§ The problem
Word for word, restate the records that come after this.

►

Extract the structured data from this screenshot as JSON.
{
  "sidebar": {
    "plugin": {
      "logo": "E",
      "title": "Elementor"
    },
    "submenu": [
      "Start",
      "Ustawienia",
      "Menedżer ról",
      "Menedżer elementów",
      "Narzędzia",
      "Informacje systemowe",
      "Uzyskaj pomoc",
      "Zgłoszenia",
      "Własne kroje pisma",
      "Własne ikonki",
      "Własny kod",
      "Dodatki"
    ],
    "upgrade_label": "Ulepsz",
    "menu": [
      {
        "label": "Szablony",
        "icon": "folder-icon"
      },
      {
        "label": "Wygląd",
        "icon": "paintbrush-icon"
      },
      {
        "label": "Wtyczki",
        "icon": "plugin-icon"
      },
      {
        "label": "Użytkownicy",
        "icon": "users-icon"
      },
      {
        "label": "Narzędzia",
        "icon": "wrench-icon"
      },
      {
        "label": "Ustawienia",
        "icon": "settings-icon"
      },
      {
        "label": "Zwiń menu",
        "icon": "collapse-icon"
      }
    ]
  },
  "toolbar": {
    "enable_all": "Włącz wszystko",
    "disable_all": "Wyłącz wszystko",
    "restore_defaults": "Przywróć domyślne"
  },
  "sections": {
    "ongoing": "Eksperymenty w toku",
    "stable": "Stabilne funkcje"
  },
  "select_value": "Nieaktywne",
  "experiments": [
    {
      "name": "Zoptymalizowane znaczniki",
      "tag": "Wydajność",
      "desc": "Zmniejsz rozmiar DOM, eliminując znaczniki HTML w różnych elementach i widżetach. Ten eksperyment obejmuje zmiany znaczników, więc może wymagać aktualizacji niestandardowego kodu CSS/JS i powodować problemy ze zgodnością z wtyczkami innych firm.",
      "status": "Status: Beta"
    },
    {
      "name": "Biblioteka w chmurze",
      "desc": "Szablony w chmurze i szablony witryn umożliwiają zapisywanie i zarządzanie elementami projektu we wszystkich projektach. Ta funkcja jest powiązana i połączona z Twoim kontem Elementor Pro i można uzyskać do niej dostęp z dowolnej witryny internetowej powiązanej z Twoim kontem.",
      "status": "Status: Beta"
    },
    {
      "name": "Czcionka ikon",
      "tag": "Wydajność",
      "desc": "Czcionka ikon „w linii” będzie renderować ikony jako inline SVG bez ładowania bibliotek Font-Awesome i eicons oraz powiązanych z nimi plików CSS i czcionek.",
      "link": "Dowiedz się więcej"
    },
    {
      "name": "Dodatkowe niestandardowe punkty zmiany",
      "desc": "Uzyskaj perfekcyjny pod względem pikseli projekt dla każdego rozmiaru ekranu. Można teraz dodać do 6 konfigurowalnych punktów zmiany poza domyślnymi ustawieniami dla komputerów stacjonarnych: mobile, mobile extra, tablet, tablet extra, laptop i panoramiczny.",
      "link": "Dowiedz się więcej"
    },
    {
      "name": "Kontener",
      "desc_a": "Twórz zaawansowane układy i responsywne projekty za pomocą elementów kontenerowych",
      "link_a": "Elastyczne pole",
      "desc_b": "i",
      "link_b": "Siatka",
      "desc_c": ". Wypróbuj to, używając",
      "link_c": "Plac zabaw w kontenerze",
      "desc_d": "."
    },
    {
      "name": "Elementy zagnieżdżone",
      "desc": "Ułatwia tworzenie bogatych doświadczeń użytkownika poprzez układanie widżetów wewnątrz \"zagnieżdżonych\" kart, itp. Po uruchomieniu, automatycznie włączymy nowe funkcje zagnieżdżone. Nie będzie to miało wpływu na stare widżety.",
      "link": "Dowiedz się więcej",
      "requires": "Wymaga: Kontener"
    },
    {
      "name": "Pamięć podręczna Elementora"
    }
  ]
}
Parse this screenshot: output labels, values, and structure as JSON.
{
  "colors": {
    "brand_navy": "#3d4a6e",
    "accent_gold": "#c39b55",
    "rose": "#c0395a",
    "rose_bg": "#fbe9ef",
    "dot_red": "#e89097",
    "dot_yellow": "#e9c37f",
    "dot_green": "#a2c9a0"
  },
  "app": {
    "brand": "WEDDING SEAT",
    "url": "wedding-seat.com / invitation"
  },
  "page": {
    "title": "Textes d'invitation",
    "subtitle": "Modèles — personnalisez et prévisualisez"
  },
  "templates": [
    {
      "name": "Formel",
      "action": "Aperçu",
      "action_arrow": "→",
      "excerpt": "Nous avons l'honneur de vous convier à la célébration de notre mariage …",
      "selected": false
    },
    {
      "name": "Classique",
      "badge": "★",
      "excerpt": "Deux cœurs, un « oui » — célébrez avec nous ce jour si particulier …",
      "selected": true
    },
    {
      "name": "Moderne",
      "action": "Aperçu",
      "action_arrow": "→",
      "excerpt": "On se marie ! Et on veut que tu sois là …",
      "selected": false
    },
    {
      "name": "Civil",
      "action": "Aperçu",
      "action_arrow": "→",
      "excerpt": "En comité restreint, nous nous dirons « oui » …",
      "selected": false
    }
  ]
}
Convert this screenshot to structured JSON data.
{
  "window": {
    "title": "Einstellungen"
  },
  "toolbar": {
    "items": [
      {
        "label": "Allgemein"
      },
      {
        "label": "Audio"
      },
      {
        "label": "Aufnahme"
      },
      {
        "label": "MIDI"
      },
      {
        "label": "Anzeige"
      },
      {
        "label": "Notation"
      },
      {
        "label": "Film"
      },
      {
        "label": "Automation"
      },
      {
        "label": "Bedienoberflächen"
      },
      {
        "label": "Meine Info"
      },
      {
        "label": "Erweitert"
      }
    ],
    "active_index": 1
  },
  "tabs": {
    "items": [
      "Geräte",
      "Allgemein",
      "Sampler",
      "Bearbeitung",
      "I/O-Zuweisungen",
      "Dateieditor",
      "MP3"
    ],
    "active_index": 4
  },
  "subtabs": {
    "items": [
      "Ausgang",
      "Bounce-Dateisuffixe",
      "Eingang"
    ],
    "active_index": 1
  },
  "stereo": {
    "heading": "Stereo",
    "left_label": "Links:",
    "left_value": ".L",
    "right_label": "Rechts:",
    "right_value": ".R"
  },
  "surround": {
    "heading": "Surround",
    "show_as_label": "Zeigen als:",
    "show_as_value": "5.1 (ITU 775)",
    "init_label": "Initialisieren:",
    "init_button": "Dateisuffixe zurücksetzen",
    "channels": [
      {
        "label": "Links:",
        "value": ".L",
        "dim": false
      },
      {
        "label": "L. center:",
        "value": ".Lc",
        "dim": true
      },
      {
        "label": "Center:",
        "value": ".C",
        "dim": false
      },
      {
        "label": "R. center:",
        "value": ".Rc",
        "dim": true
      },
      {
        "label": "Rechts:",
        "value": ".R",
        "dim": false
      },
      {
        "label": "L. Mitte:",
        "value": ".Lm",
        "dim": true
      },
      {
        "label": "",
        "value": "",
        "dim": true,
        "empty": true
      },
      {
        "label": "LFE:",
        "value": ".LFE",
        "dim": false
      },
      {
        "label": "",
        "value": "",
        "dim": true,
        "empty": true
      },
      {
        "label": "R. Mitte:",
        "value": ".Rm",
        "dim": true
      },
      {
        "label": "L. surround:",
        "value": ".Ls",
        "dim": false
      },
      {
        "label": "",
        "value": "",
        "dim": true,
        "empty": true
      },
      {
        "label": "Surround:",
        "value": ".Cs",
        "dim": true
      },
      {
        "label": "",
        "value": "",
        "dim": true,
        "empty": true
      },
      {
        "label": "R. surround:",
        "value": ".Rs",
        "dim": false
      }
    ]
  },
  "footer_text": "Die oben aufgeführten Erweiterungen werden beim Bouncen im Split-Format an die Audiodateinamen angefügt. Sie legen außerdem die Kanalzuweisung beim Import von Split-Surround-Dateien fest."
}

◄

§ Exercise answer
Extract the structured data from this screenshot as JSON.
{
  "sidebar": {
    "plugin": {
      "logo": "E",
      "title": "Elementor"
    },
    "submenu": [
      "Start",
      "Ustawienia",
      "Menedżer ról",
      "Menedżer elementów",
      "Narzędzia",
      "Informacje systemowe",
      "Uzyskaj pomoc",
      "Zgłoszenia",
      "Własne kroje pisma",
      "Własne ikonki",
      "Własny kod",
      "Dodatki"
    ],
    "upgrade_label": "Ulepsz",
    "menu": [
      {
        "label": "Szablony",
        "icon": "folder-icon"
      },
      {
        "label": "Wygląd",
        "icon": "paintbrush-icon"
      },
      {
        "label": "Wtyczki",
        "icon": "plugin-icon"
      },
      {
        "label": "Użytkownicy",
        "icon": "users-icon"
      },
      {
        "label": "Narzędzia",
        "icon": "wrench-icon"
      },
      {
        "label": "Ustawienia",
        "icon": "settings-icon"
      },
      {
        "label": "Zwiń menu",
        "icon": "collapse-icon"
      }
    ]
  },
  "toolbar": {
    "enable_all": "Włącz wszystko",
    "disable_all": "Wyłącz wszystko",
    "restore_defaults": "Przywróć domyślne"
  },
  "sections": {
    "ongoing": "Eksperymenty w toku",
    "stable": "Stabilne funkcje"
  },
  "select_value": "Nieaktywne",
  "experiments": [
    {
      "name": "Zoptymalizowane znaczniki",
      "tag": "Wydajność",
      "desc": "Zmniejsz rozmiar DOM, eliminując znaczniki HTML w różnych elementach i widżetach. Ten eksperyment obejmuje zmiany znaczników, więc może wymagać aktualizacji niestandardowego kodu CSS/JS i powodować problemy ze zgodnością z wtyczkami innych firm.",
      "status": "Status: Beta"
    },
    {
      "name": "Biblioteka w chmurze",
      "desc": "Szablony w chmurze i szablony witryn umożliwiają zapisywanie i zarządzanie elementami projektu we wszystkich projektach. Ta funkcja jest powiązana i połączona z Twoim kontem Elementor Pro i można uzyskać do niej dostęp z dowolnej witryny internetowej powiązanej z Twoim kontem.",
      "status": "Status: Beta"
    },
    {
      "name": "Czcionka ikon",
      "tag": "Wydajność",
      "desc": "Czcionka ikon „w linii” będzie renderować ikony jako inline SVG bez ładowania bibliotek Font-Awesome i eicons oraz powiązanych z nimi plików CSS i czcionek.",
      "link": "Dowiedz się więcej"
    },
    {
      "name": "Dodatkowe niestandardowe punkty zmiany",
      "desc": "Uzyskaj perfekcyjny pod względem pikseli projekt dla każdego rozmiaru ekranu. Można teraz dodać do 6 konfigurowalnych punktów zmiany poza domyślnymi ustawieniami dla komputerów stacjonarnych: mobile, mobile extra, tablet, tablet extra, laptop i panoramiczny.",
      "link": "Dowiedz się więcej"
    },
    {
      "name": "Kontener",
      "desc_a": "Twórz zaawansowane układy i responsywne projekty za pomocą elementów kontenerowych",
      "link_a": "Elastyczne pole",
      "desc_b": "i",
      "link_b": "Siatka",
      "desc_c": ". Wypróbuj to, używając",
      "link_c": "Plac zabaw w kontenerze",
      "desc_d": "."
    },
    {
      "name": "Elementy zagnieżdżone",
      "desc": "Ułatwia tworzenie bogatych doświadczeń użytkownika poprzez układanie widżetów wewnątrz \"zagnieżdżonych\" kart, itp. Po uruchomieniu, automatycznie włączymy nowe funkcje zagnieżdżone. Nie będzie to miało wpływu na stare widżety.",
      "link": "Dowiedz się więcej",
      "requires": "Wymaga: Kontener"
    },
    {
      "name": "Pamięć podręczna Elementora"
    }
  ]
}
Parse this screenshot: output labels, values, and structure as JSON.
{
  "colors": {
    "brand_navy": "#3d4a6e",
    "accent_gold": "#c39b55",
    "rose": "#c0395a",
    "rose_bg": "#fbe9ef",
    "dot_red": "#e89097",
    "dot_yellow": "#e9c37f",
    "dot_green": "#a2c9a0"
  },
  "app": {
    "brand": "WEDDING SEAT",
    "url": "wedding-seat.com / invitation"
  },
  "page": {
    "title": "Textes d'invitation",
    "subtitle": "Modèles — personnalisez et prévisualisez"
  },
  "templates": [
    {
      "name": "Formel",
      "action": "Aperçu",
      "action_arrow": "→",
      "excerpt": "Nous avons l'honneur de vous convier à la célébration de notre mariage …",
      "selected": false
    },
    {
      "name": "Classique",
      "badge": "★",
      "excerpt": "Deux cœurs, un « oui » — célébrez avec nous ce jour si particulier …",
      "selected": true
    },
    {
      "name": "Moderne",
      "action": "Aperçu",
      "action_arrow": "→",
      "excerpt": "On se marie ! Et on veut que tu sois là …",
      "selected": false
    },
    {
      "name": "Civil",
      "action": "Aperçu",
      "action_arrow": "→",
      "excerpt": "En comité restreint, nous nous dirons « oui » …",
      "selected": false
    }
  ]
}
Convert this screenshot to structured JSON data.
{
  "window": {
    "title": "Einstellungen"
  },
  "toolbar": {
    "items": [
      {
        "label": "Allgemein"
      },
      {
        "label": "Audio"
      },
      {
        "label": "Aufnahme"
      },
      {
        "label": "MIDI"
      },
      {
        "label": "Anzeige"
      },
      {
        "label": "Notation"
      },
      {
        "label": "Film"
      },
      {
        "label": "Automation"
      },
      {
        "label": "Bedienoberflächen"
      },
      {
        "label": "Meine Info"
      },
      {
        "label": "Erweitert"
      }
    ],
    "active_index": 1
  },
  "tabs": {
    "items": [
      "Geräte",
      "Allgemein",
      "Sampler",
      "Bearbeitung",
      "I/O-Zuweisungen",
      "Dateieditor",
      "MP3"
    ],
    "active_index": 4
  },
  "subtabs": {
    "items": [
      "Ausgang",
      "Bounce-Dateisuffixe",
      "Eingang"
    ],
    "active_index": 1
  },
  "stereo": {
    "heading": "Stereo",
    "left_label": "Links:",
    "left_value": ".L",
    "right_label": "Rechts:",
    "right_value": ".R"
  },
  "surround": {
    "heading": "Surround",
    "show_as_label": "Zeigen als:",
    "show_as_value": "5.1 (ITU 775)",
    "init_label": "Initialisieren:",
    "init_button": "Dateisuffixe zurücksetzen",
    "channels": [
      {
        "label": "Links:",
        "value": ".L",
        "dim": false
      },
      {
        "label": "L. center:",
        "value": ".Lc",
        "dim": true
      },
      {
        "label": "Center:",
        "value": ".C",
        "dim": false
      },
      {
        "label": "R. center:",
        "value": ".Rc",
        "dim": true
      },
      {
        "label": "Rechts:",
        "value": ".R",
        "dim": false
      },
      {
        "label": "L. Mitte:",
        "value": ".Lm",
        "dim": true
      },
      {
        "label": "",
        "value": "",
        "dim": true,
        "empty": true
      },
      {
        "label": "LFE:",
        "value": ".LFE",
        "dim": false
      },
      {
        "label": "",
        "value": "",
        "dim": true,
        "empty": true
      },
      {
        "label": "R. Mitte:",
        "value": ".Rm",
        "dim": true
      },
      {
        "label": "L. surround:",
        "value": ".Ls",
        "dim": false
      },
      {
        "label": "",
        "value": "",
        "dim": true,
        "empty": true
      },
      {
        "label": "Surround:",
        "value": ".Cs",
        "dim": true
      },
      {
        "label": "",
        "value": "",
        "dim": true,
        "empty": true
      },
      {
        "label": "R. surround:",
        "value": ".Rs",
        "dim": false
      }
    ]
  },
  "footer_text": "Die oben aufgeführten Erweiterungen werden beim Bouncen im Split-Format an die Audiodateinamen angefügt. Sie legen außerdem die Kanalzuweisung beim Import von Split-Surround-Dateien fest."
}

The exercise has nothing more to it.